‘Stairway to Heaven’ contains arguably the most distinctive riff in rock.
For so many aspiring guitarists, the opening chords to Led Zeppelin’s most famous tune has been a rite of musical passage.
But now it transpires that a US jury must decide whether the band, in fact, pinched the iconic notes from another tune altogether, and whether Robert Plant and Jimmy Page are liable for copyright, with a trial set to start on 10 May.
A US judge has already ruled that ‘Stairway’ is similar enough to an instrumental track, ‘Taurus’, by the band Spirit, released in 1967, four years before ‘Stairway to Heaven’ debuted. The dispute centres around the first two minutes of both songs, which the judge has described as “the most recognisable and important segments”.
Listen to both tunes in the video above and judge for yourself.
Spirit’s guitarist and composer Randy Wolfe, aka Randy California, who composed ‘Taurus’ died in 1997, but the lawsuit has been brought by his trustee.
Led Zeppelin toured with Spirit in the late 1960s, and trustee Michael Skidmore claims Jimmy Page may have been inspired by hearing the track performed back then.
Meanwhile, in a surprising defence of their most revered work, lawyers for Led Zeppelin say the chords that are the subject of the dispute are so “clichéd” that they deserved no copyright protection, and besides, Randy Wolfe was a songwriter-for-hire at the time.
‘Stairway to Heaven’ was the stand-out track on Led Zeppelin’s untitled fourth studio album. It was voted #3 in 2000 by VH1 on its list of the 100 Greatest Rock Songs, and was placed at number 31 on Rolling Stone magazine's list of "The 500 Greatest Songs of All Time". It was the most requested song on FM radio stations in the United States throughout the 1970s, despite never having been officially released as a single there

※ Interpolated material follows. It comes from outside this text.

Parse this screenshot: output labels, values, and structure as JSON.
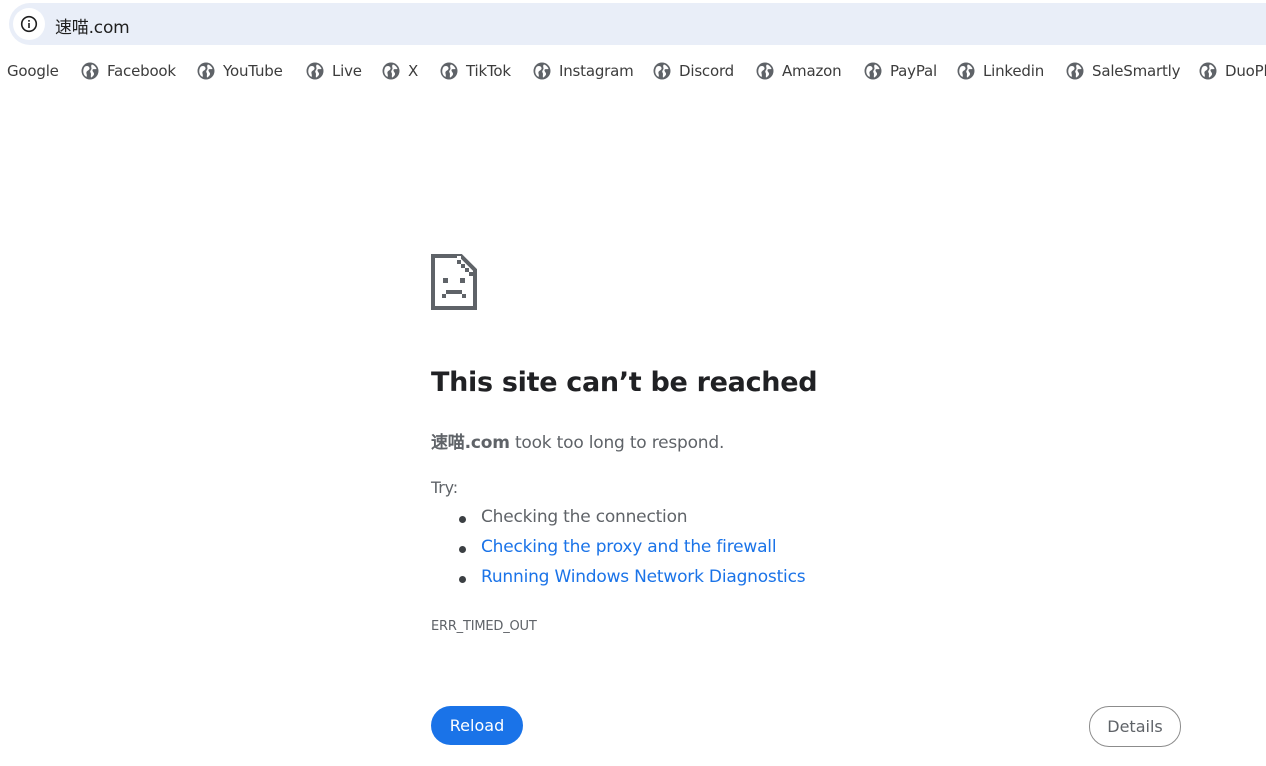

The tune has been learned, loved and copied so many times by aspiring guitarists that the film ‘Wayne’s World’ delighted in drawing attention to it: